Course Calendar





In Class

Reading Due

Writing Due

Thursday, 1/9

Introduction to the course, discussion of the humanities, introduce Paper #1



Tuesday, 1/14

Discuss Stover, argument analysis workshop

Stover, https://www.chronicle.com/article/There-Is-No-Case-for-the/242724


Thursday, 1/16

Introduce humanities writing, Introduce Paper #2


Paper #1 due by 9am

Tuesday, 1/21

Discuss Weiss

Weiss, 1-87


Thursday, 1/23

Continued discussion of Weiss

Weiss, 88-118





Rough draft of Paper #2 due Sunday, 1/26 by 8pm

Tuesday, 1/28




Thursday, 1/30





Tuesday, 2/4

Introduction to literary analysis, introduce Paper #3


Paper #2 due by 9am

Thursday, 2/6


Literary analysis reading, TBA


Tuesday, 2/11


Geissler, 9-109


Thursday, 2/13


Geissler, 110-158


Tuesday, 2/18


Geissler, 159-239


Thursday, 2/20



Rough draft of Paper #3 due in class

Tuesday, 2/25

Introduce Stagg, Paper #4


Final draft of Paper #3 due on Canvas by 9am

Thursday, 2/27


Stagg, 7-56


Tuesday, 3/3

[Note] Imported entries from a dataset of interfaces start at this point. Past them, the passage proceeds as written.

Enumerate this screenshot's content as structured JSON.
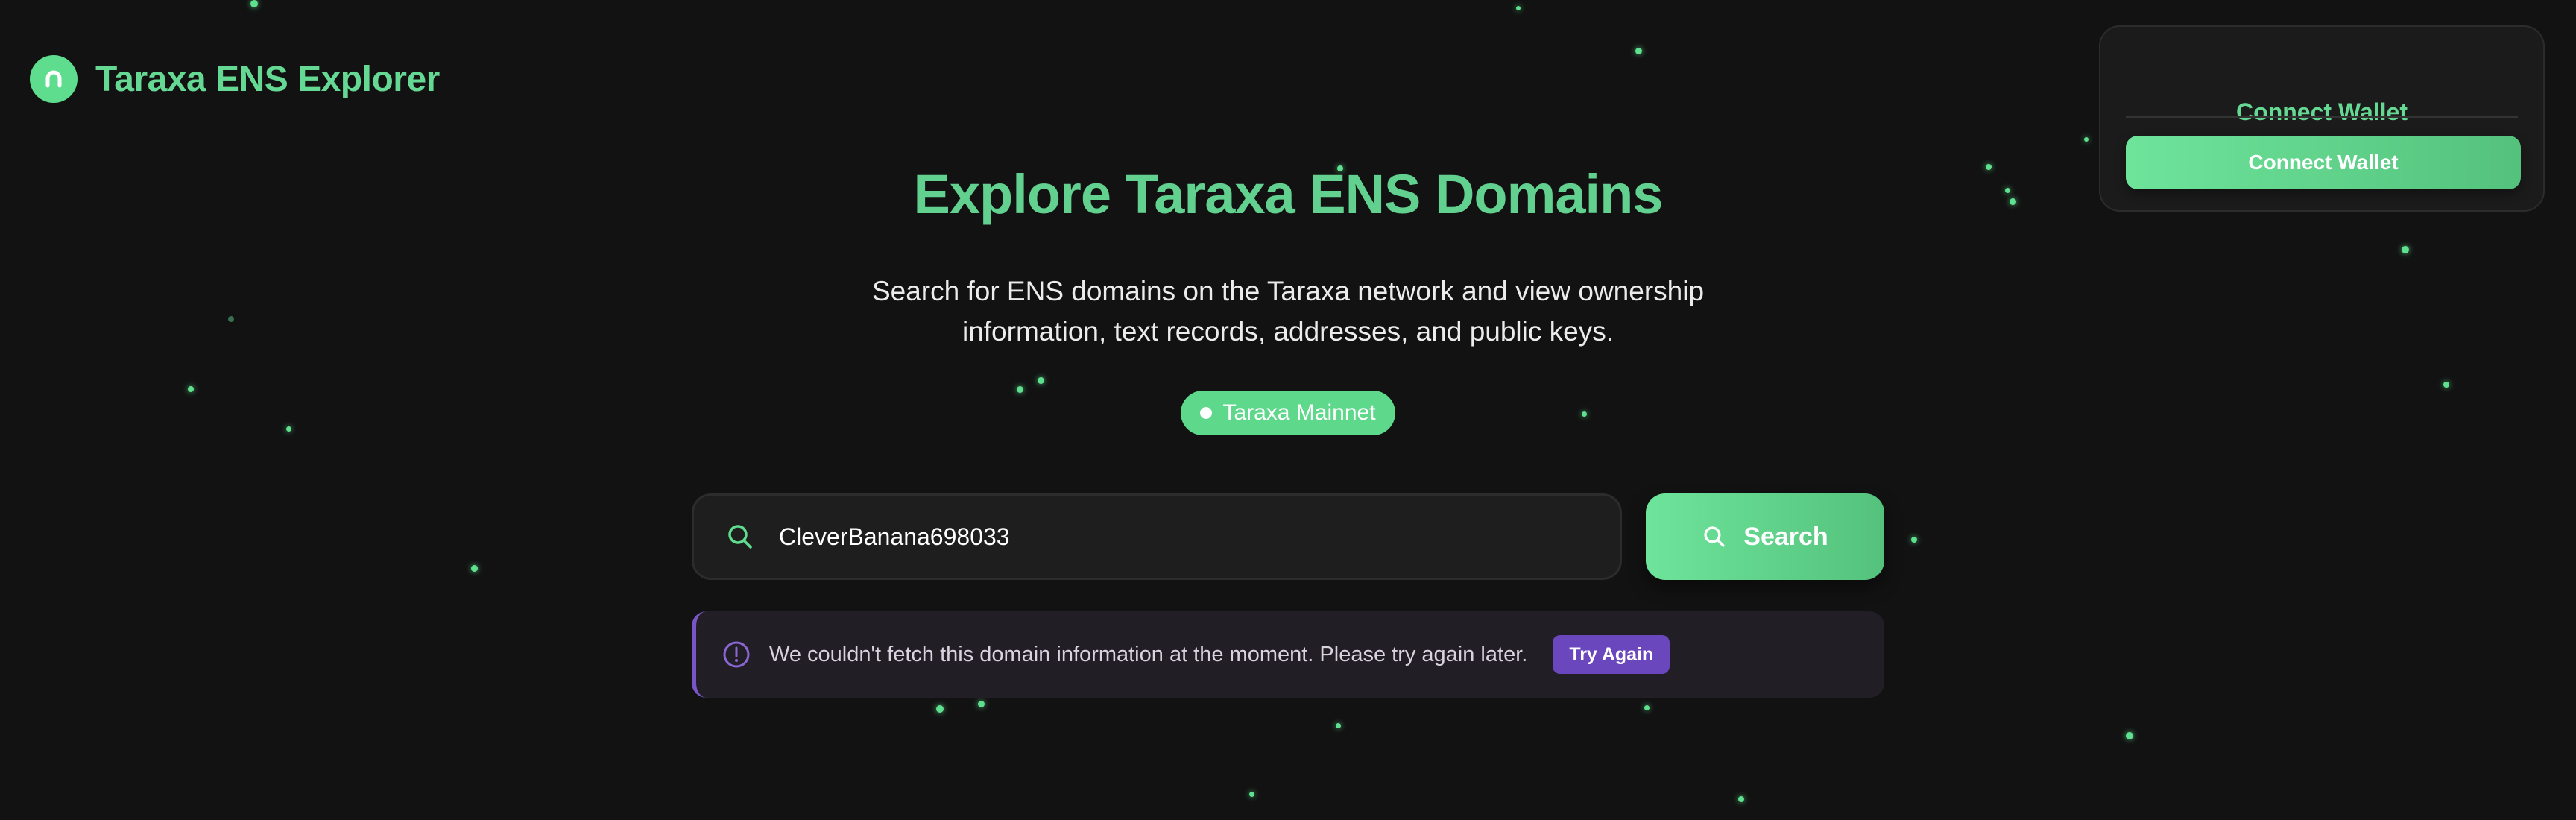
{
  "app": {
    "title": "Taraxa ENS Explorer",
    "logo_icon": "arch-icon"
  },
  "wallet": {
    "title": "Connect Wallet",
    "button_label": "Connect Wallet"
  },
  "hero": {
    "title": "Explore Taraxa ENS Domains",
    "subtitle_line1": "Search for ENS domains on the Taraxa network and view ownership",
    "subtitle_line2": "information, text records, addresses, and public keys.",
    "network_badge": "Taraxa Mainnet"
  },
  "search": {
    "value": "CleverBanana698033",
    "icon": "search-icon",
    "button_label": "Search"
  },
  "error": {
    "icon": "alert-circle-icon",
    "message": "We couldn't fetch this domain information at the moment. Please try again later.",
    "retry_label": "Try Again"
  },
  "colors": {
    "background": "#121212",
    "accent_green": "#5fdd8e",
    "error_purple": "#7a55c8"
  }
}
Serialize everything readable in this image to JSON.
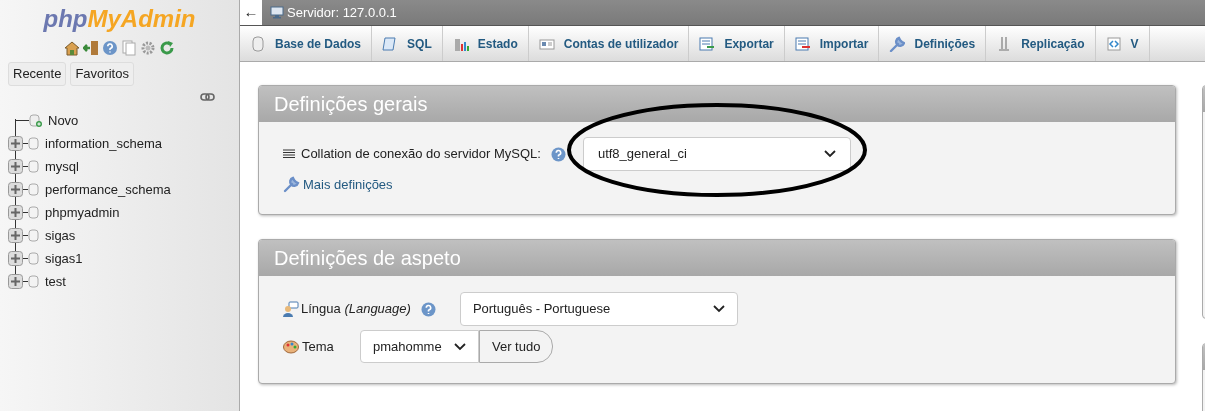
{
  "logo": {
    "part1": "php",
    "part2": "MyAdmin"
  },
  "sidebar": {
    "tabs": [
      "Recente",
      "Favoritos"
    ],
    "tree": [
      {
        "label": "Novo",
        "kind": "new"
      },
      {
        "label": "information_schema",
        "kind": "db",
        "expanded": false
      },
      {
        "label": "mysql",
        "kind": "db",
        "expanded": false
      },
      {
        "label": "performance_schema",
        "kind": "db",
        "expanded": false
      },
      {
        "label": "phpmyadmin",
        "kind": "db",
        "expanded": false
      },
      {
        "label": "sigas",
        "kind": "db",
        "expanded": false
      },
      {
        "label": "sigas1",
        "kind": "db",
        "expanded": false
      },
      {
        "label": "test",
        "kind": "db",
        "expanded": false
      }
    ]
  },
  "topbar": {
    "collapse": "←",
    "title": "Servidor: 127.0.0.1"
  },
  "tabs": [
    {
      "label": "Base de Dados",
      "selected": false
    },
    {
      "label": "SQL",
      "selected": false
    },
    {
      "label": "Estado",
      "selected": false
    },
    {
      "label": "Contas de utilizador",
      "selected": false
    },
    {
      "label": "Exportar",
      "selected": false
    },
    {
      "label": "Importar",
      "selected": false
    },
    {
      "label": "Definições",
      "selected": false
    },
    {
      "label": "Replicação",
      "selected": false
    },
    {
      "label": "V",
      "selected": false
    }
  ],
  "general": {
    "title": "Definições gerais",
    "collation_label": "Collation de conexão do servidor MySQL:",
    "collation_value": "utf8_general_ci",
    "more_link": "Mais definições"
  },
  "appearance": {
    "title": "Definições de aspeto",
    "language_label": "Língua *(Language)*",
    "language_value": "Português - Portuguese",
    "theme_label": "Tema",
    "theme_value": "pmahomme",
    "view_all": "Ver tudo"
  },
  "annotation": {
    "kind": "ellipse"
  }
}
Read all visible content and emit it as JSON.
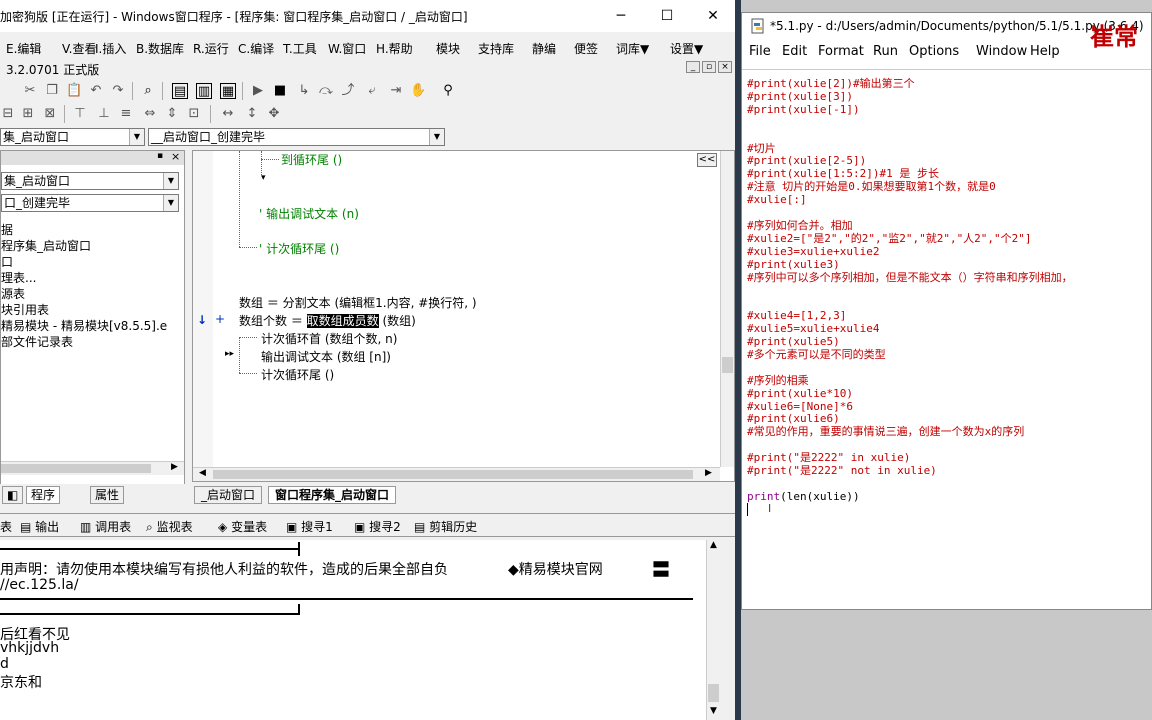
{
  "left_window": {
    "title": "加密狗版 [正在运行] - Windows窗口程序 - [程序集: 窗口程序集_启动窗口 / _启动窗口]",
    "controls": [
      "─",
      "☐",
      "✕"
    ],
    "menu": [
      "E.编辑",
      "V.查看",
      "I.插入",
      "B.数据库",
      "R.运行",
      "C.编译",
      "T.工具",
      "W.窗口",
      "H.帮助",
      "模块",
      "支持库",
      "静编",
      "便签",
      "词库▼",
      "设置▼"
    ],
    "version": "3.2.0701 正式版",
    "combo_program": "集_启动窗口",
    "combo_event": "__启动窗口_创建完毕",
    "panel": {
      "combo1": "集_启动窗口",
      "combo2": "口_创建完毕",
      "tree_items": [
        "据",
        "程序集_启动窗口",
        "口",
        "理表...",
        "源表",
        "块引用表",
        "精易模块 - 精易模块[v8.5.5].e",
        "部文件记录表"
      ],
      "tabs": [
        "程序",
        "属性"
      ]
    },
    "code": {
      "line_loop_end_1": "到循环尾 ()",
      "line_debug_1": "' 输出调试文本 (n)",
      "line_loop_end_2": "' 计次循环尾 ()",
      "line_split": "数组 ＝ 分割文本 (编辑框1.内容, #换行符, )",
      "line_count_prefix": "数组个数 ＝ ",
      "line_count_hl": "取数组成员数",
      "line_count_suffix": " (数组)",
      "line_loop_head": "计次循环首 (数组个数, n)",
      "line_debug_2": "输出调试文本 (数组 [n])",
      "line_loop_end_3": "计次循环尾 ()",
      "marker_arrow": "↓",
      "marker_plus": "+",
      "marker_bp": "▸▸",
      "collapse_btn": "<<"
    },
    "code_tabs": [
      "_启动窗口",
      "窗口程序集_启动窗口"
    ],
    "bottom_tabs": [
      "表",
      "输出",
      "调用表",
      "监视表",
      "变量表",
      "搜寻1",
      "搜寻2",
      "剪辑历史"
    ],
    "output": {
      "disclaimer": "用声明：请勿使用本模块编写有损他人利益的软件，造成的后果全部自负",
      "site": "◆精易模块官网",
      "url": "//ec.125.la/",
      "lines": [
        "后红看不见",
        "vhkjjdvh",
        "d",
        "京东和"
      ],
      "equals_sign": "〓"
    }
  },
  "right_window": {
    "title": "*5.1.py - d:/Users/admin/Documents/python/5.1/5.1.py (3.6.4)",
    "watermark": "崔常",
    "menu": [
      "File",
      "Edit",
      "Format",
      "Run",
      "Options",
      "Window",
      "Help"
    ],
    "code_lines": [
      {
        "t": "#print(xulie[2])#输出第三个",
        "c": "cm"
      },
      {
        "t": "#print(xulie[3])",
        "c": "cm"
      },
      {
        "t": "#print(xulie[-1])",
        "c": "cm"
      },
      {
        "t": "",
        "c": "cm"
      },
      {
        "t": "",
        "c": "cm"
      },
      {
        "t": "#切片",
        "c": "cm"
      },
      {
        "t": "#print(xulie[2-5])",
        "c": "cm"
      },
      {
        "t": "#print(xulie[1:5:2])#1 是 步长",
        "c": "cm"
      },
      {
        "t": "#注意 切片的开始是0.如果想要取第1个数，就是0",
        "c": "cm"
      },
      {
        "t": "#xulie[:]",
        "c": "cm"
      },
      {
        "t": "",
        "c": "cm"
      },
      {
        "t": "#序列如何合并。相加",
        "c": "cm"
      },
      {
        "t": "#xulie2=[\"是2\",\"的2\",\"监2\",\"就2\",\"人2\",\"个2\"]",
        "c": "cm"
      },
      {
        "t": "#xulie3=xulie+xulie2",
        "c": "cm"
      },
      {
        "t": "#print(xulie3)",
        "c": "cm"
      },
      {
        "t": "#序列中可以多个序列相加，但是不能文本（）字符串和序列相加，",
        "c": "cm"
      },
      {
        "t": "",
        "c": "cm"
      },
      {
        "t": "",
        "c": "cm"
      },
      {
        "t": "#xulie4=[1,2,3]",
        "c": "cm"
      },
      {
        "t": "#xulie5=xulie+xulie4",
        "c": "cm"
      },
      {
        "t": "#print(xulie5)",
        "c": "cm"
      },
      {
        "t": "#多个元素可以是不同的类型",
        "c": "cm"
      },
      {
        "t": "",
        "c": "cm"
      },
      {
        "t": "#序列的相乘",
        "c": "cm"
      },
      {
        "t": "#print(xulie*10)",
        "c": "cm"
      },
      {
        "t": "#xulie6=[None]*6",
        "c": "cm"
      },
      {
        "t": "#print(xulie6)",
        "c": "cm"
      },
      {
        "t": "#常见的作用，重要的事情说三遍，创建一个数为x的序列",
        "c": "cm"
      },
      {
        "t": "",
        "c": "cm"
      },
      {
        "t": "#print(\"是2222\" in xulie)",
        "c": "cm"
      },
      {
        "t": "#print(\"是2222\" not in xulie)",
        "c": "cm"
      },
      {
        "t": "",
        "c": "cm"
      }
    ],
    "last_line_builtin": "print",
    "last_line_rest": "(len(xulie))"
  },
  "colors": {
    "comment": "#c00000",
    "builtin": "#900090",
    "code_green": "#008000",
    "divider": "#2b3a4a"
  }
}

Stagg, 57-175


Thursday, 3/5



Rough draft of Paper #4 due on Canvas by 9am

Tuesday, 3/10




Thursday, 3/12



Final draft of Paper #4 due on Canvas by 8pm


Catalog Description: 
Expository writing based on materials presented in a specified humanities course. Assignments include drafts of papers to be submitted in the specified course, and other pieces of analytical prose. Concurrent registration in the specified course required. Offered: AWSpS.
GE Requirements: 
English Composition (C)
Writing (W)
Last updated: 
November 25, 2019 - 10:50pm